Goal of the exercise: Return all of the data verbatim, dropping any picture.

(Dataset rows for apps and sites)
>>>

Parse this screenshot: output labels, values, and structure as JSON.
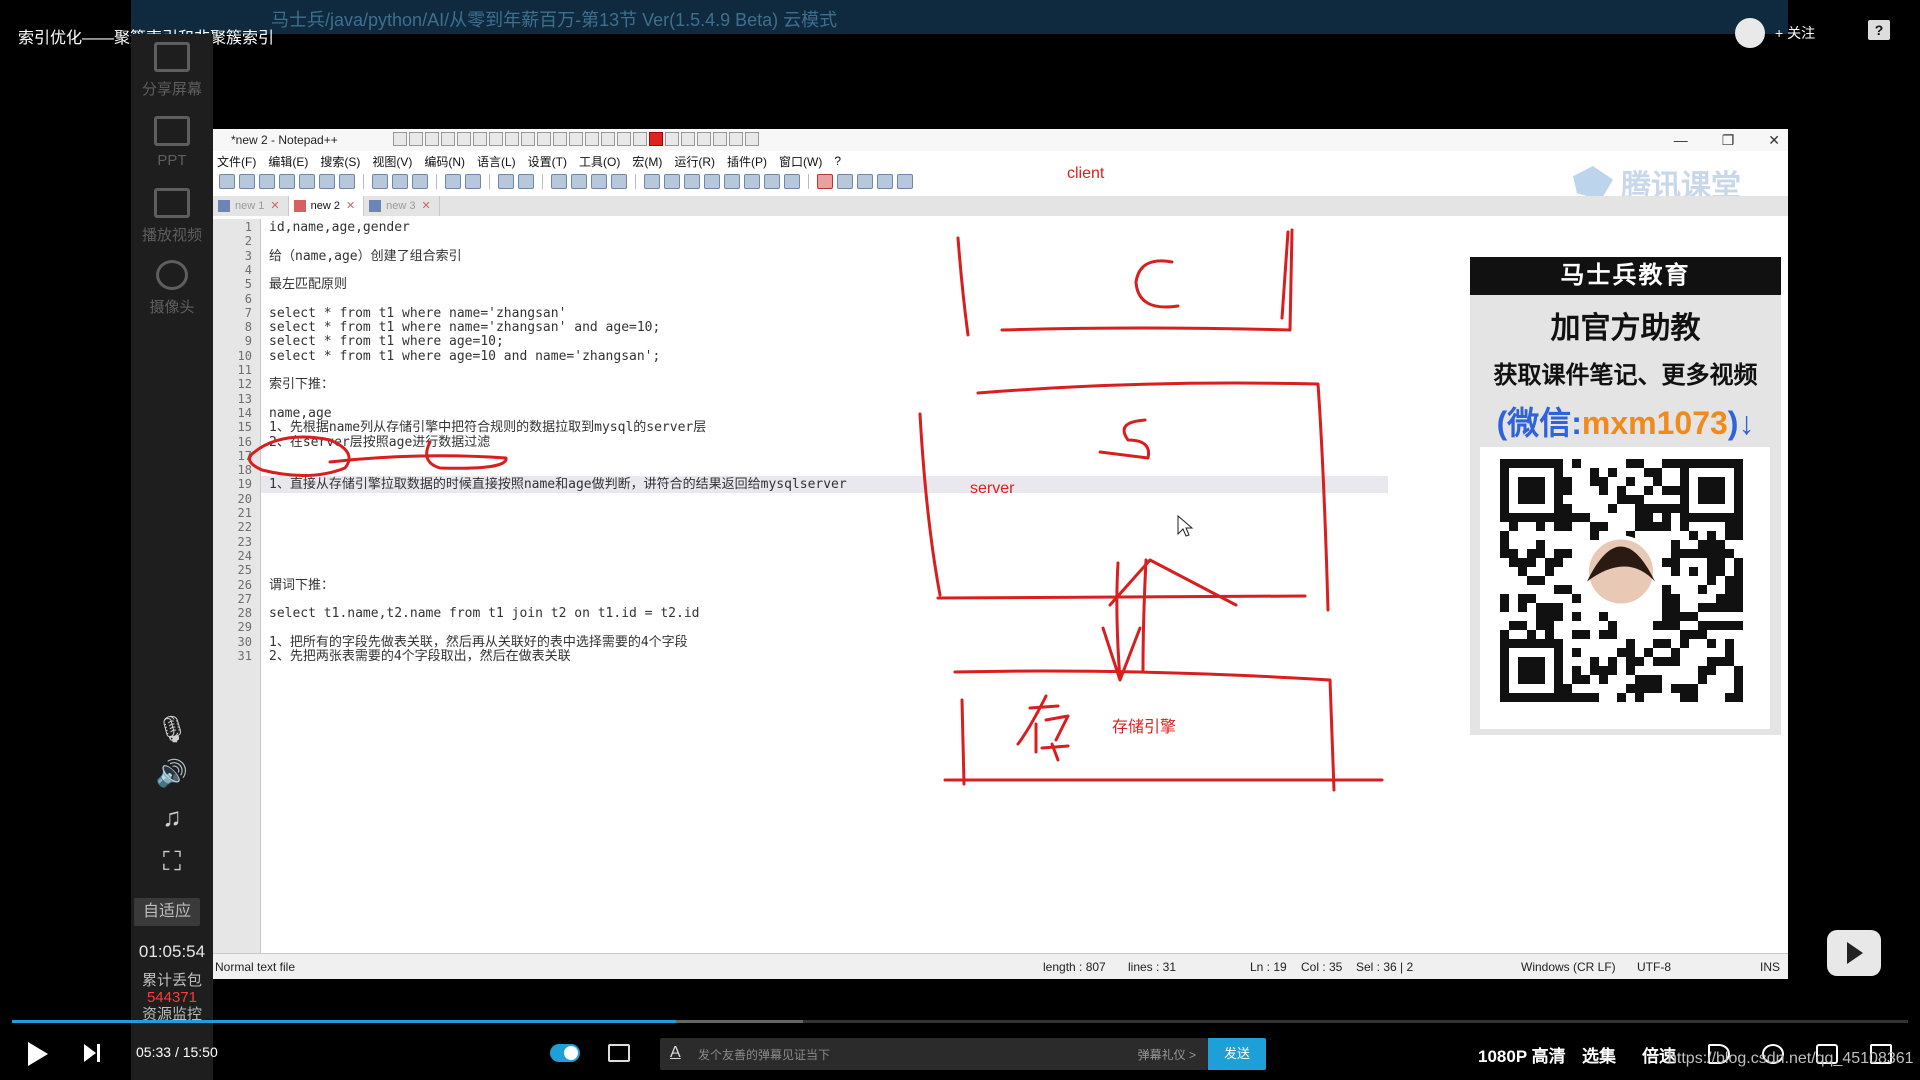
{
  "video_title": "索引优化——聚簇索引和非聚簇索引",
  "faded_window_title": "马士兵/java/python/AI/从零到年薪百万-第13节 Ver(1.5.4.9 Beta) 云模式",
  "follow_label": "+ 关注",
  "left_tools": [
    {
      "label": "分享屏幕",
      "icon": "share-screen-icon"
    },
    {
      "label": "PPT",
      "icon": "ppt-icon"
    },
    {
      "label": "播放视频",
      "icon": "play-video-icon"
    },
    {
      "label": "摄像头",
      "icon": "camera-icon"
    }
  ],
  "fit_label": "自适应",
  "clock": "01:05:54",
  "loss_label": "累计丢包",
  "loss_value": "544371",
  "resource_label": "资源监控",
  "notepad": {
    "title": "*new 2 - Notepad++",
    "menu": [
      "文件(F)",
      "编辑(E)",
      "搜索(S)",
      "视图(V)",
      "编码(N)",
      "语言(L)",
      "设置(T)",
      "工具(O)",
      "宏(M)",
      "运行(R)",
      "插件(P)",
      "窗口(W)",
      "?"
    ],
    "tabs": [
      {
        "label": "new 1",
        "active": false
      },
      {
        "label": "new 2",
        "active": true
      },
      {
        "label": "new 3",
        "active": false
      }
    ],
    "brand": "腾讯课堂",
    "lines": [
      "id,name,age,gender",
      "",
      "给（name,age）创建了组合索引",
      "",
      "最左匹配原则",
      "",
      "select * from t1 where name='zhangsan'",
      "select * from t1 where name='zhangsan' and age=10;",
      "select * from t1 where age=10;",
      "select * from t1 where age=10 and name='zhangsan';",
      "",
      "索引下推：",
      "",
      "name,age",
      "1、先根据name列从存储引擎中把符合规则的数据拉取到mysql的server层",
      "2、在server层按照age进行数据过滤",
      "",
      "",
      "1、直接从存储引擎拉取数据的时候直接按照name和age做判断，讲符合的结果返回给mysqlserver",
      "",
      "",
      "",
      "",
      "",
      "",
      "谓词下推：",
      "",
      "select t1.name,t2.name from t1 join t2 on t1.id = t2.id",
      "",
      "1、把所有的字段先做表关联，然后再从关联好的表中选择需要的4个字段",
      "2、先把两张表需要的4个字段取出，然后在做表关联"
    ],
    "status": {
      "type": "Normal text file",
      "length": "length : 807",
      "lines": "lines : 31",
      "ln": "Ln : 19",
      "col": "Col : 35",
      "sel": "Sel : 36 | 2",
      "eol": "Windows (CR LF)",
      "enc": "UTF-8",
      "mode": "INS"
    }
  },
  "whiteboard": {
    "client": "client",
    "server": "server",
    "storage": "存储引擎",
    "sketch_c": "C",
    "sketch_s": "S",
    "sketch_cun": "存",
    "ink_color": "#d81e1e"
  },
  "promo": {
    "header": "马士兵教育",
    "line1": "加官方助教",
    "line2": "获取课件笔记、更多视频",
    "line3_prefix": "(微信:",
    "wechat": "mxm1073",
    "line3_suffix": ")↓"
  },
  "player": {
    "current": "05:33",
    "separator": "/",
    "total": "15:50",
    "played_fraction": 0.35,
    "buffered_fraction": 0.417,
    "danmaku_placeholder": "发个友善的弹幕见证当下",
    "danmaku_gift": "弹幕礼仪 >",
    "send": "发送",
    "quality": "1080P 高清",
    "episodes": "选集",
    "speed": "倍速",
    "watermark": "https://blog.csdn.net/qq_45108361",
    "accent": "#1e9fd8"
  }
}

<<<

Task output:
Parse this screenshot: output labels, values, and structure as JSON.
{
  "video_title": "索引优化——聚簇索引和非聚簇索引",
  "faded_window_title": "马士兵/java/python/AI/从零到年薪百万-第13节 Ver(1.5.4.9 Beta) 云模式",
  "follow_label": "+ 关注",
  "left_tools": [
    {
      "label": "分享屏幕",
      "icon": "share-screen-icon"
    },
    {
      "label": "PPT",
      "icon": "ppt-icon"
    },
    {
      "label": "播放视频",
      "icon": "play-video-icon"
    },
    {
      "label": "摄像头",
      "icon": "camera-icon"
    }
  ],
  "fit_label": "自适应",
  "clock": "01:05:54",
  "loss_label": "累计丢包",
  "loss_value": "544371",
  "resource_label": "资源监控",
  "notepad": {
    "title": "*new 2 - Notepad++",
    "menu": [
      "文件(F)",
      "编辑(E)",
      "搜索(S)",
      "视图(V)",
      "编码(N)",
      "语言(L)",
      "设置(T)",
      "工具(O)",
      "宏(M)",
      "运行(R)",
      "插件(P)",
      "窗口(W)",
      "?"
    ],
    "tabs": [
      {
        "label": "new 1",
        "active": false
      },
      {
        "label": "new 2",
        "active": true
      },
      {
        "label": "new 3",
        "active": false
      }
    ],
    "brand": "腾讯课堂",
    "lines": [
      "id,name,age,gender",
      "",
      "给（name,age）创建了组合索引",
      "",
      "最左匹配原则",
      "",
      "select * from t1 where name='zhangsan'",
      "select * from t1 where name='zhangsan' and age=10;",
      "select * from t1 where age=10;",
      "select * from t1 where age=10 and name='zhangsan';",
      "",
      "索引下推：",
      "",
      "name,age",
      "1、先根据name列从存储引擎中把符合规则的数据拉取到mysql的server层",
      "2、在server层按照age进行数据过滤",
      "",
      "",
      "1、直接从存储引擎拉取数据的时候直接按照name和age做判断，讲符合的结果返回给mysqlserver",
      "",
      "",
      "",
      "",
      "",
      "",
      "谓词下推：",
      "",
      "select t1.name,t2.name from t1 join t2 on t1.id = t2.id",
      "",
      "1、把所有的字段先做表关联，然后再从关联好的表中选择需要的4个字段",
      "2、先把两张表需要的4个字段取出，然后在做表关联"
    ],
    "status": {
      "type": "Normal text file",
      "length": "length : 807",
      "lines": "lines : 31",
      "ln": "Ln : 19",
      "col": "Col : 35",
      "sel": "Sel : 36 | 2",
      "eol": "Windows (CR LF)",
      "enc": "UTF-8",
      "mode": "INS"
    }
  },
  "whiteboard": {
    "client": "client",
    "server": "server",
    "storage": "存储引擎",
    "sketch_c": "C",
    "sketch_s": "S",
    "sketch_cun": "存",
    "ink_color": "#d81e1e"
  },
  "promo": {
    "header": "马士兵教育",
    "line1": "加官方助教",
    "line2": "获取课件笔记、更多视频",
    "line3_prefix": "(微信:",
    "wechat": "mxm1073",
    "line3_suffix": ")↓"
  },
  "player": {
    "current": "05:33",
    "separator": "/",
    "total": "15:50",
    "played_fraction": 0.35,
    "buffered_fraction": 0.417,
    "danmaku_placeholder": "发个友善的弹幕见证当下",
    "danmaku_gift": "弹幕礼仪 >",
    "send": "发送",
    "quality": "1080P 高清",
    "episodes": "选集",
    "speed": "倍速",
    "watermark": "https://blog.csdn.net/qq_45108361",
    "accent": "#1e9fd8"
  }
}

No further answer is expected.